■ How to complete this task:
In the records below, print each line exactly and leave every image out.

■ Page and application data records:
BEGIN

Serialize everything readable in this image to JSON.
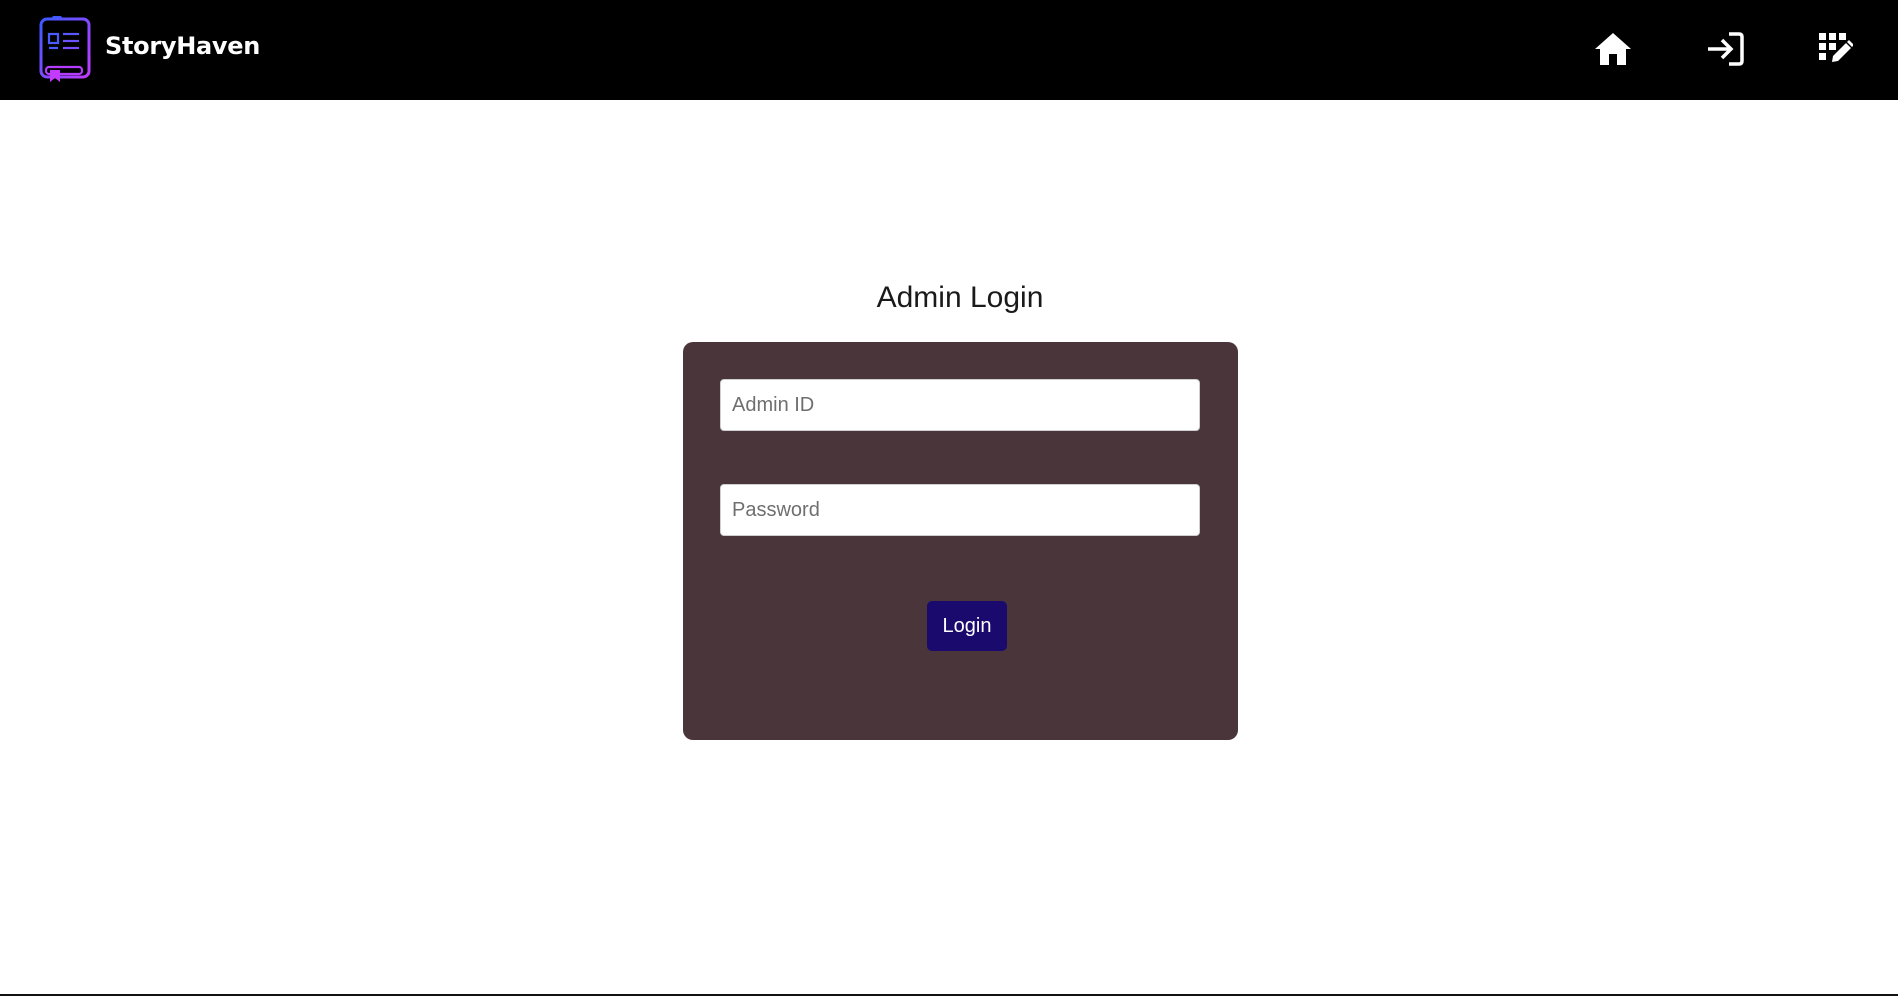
{
  "navbar": {
    "brand": "StoryHaven",
    "logo_icon": "book-list-icon",
    "items": [
      {
        "icon": "home-icon",
        "label": "Home"
      },
      {
        "icon": "sign-in-icon",
        "label": "Login"
      },
      {
        "icon": "edit-grid-icon",
        "label": "Register"
      }
    ]
  },
  "main": {
    "title": "Admin Login",
    "form": {
      "admin_id_placeholder": "Admin ID",
      "admin_id_value": "",
      "password_placeholder": "Password",
      "password_value": "",
      "submit_label": "Login"
    }
  },
  "colors": {
    "navbar_bg": "#000000",
    "card_bg": "#4a363a",
    "button_bg": "#1a0a6e",
    "logo_gradient_start": "#3b5bff",
    "logo_gradient_end": "#c23bff"
  }
}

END

■ Answer box:
Serialize everything readable in this image to JSON.
{
  "navbar": {
    "brand": "StoryHaven",
    "logo_icon": "book-list-icon",
    "items": [
      {
        "icon": "home-icon",
        "label": "Home"
      },
      {
        "icon": "sign-in-icon",
        "label": "Login"
      },
      {
        "icon": "edit-grid-icon",
        "label": "Register"
      }
    ]
  },
  "main": {
    "title": "Admin Login",
    "form": {
      "admin_id_placeholder": "Admin ID",
      "admin_id_value": "",
      "password_placeholder": "Password",
      "password_value": "",
      "submit_label": "Login"
    }
  },
  "colors": {
    "navbar_bg": "#000000",
    "card_bg": "#4a363a",
    "button_bg": "#1a0a6e",
    "logo_gradient_start": "#3b5bff",
    "logo_gradient_end": "#c23bff"
  }
}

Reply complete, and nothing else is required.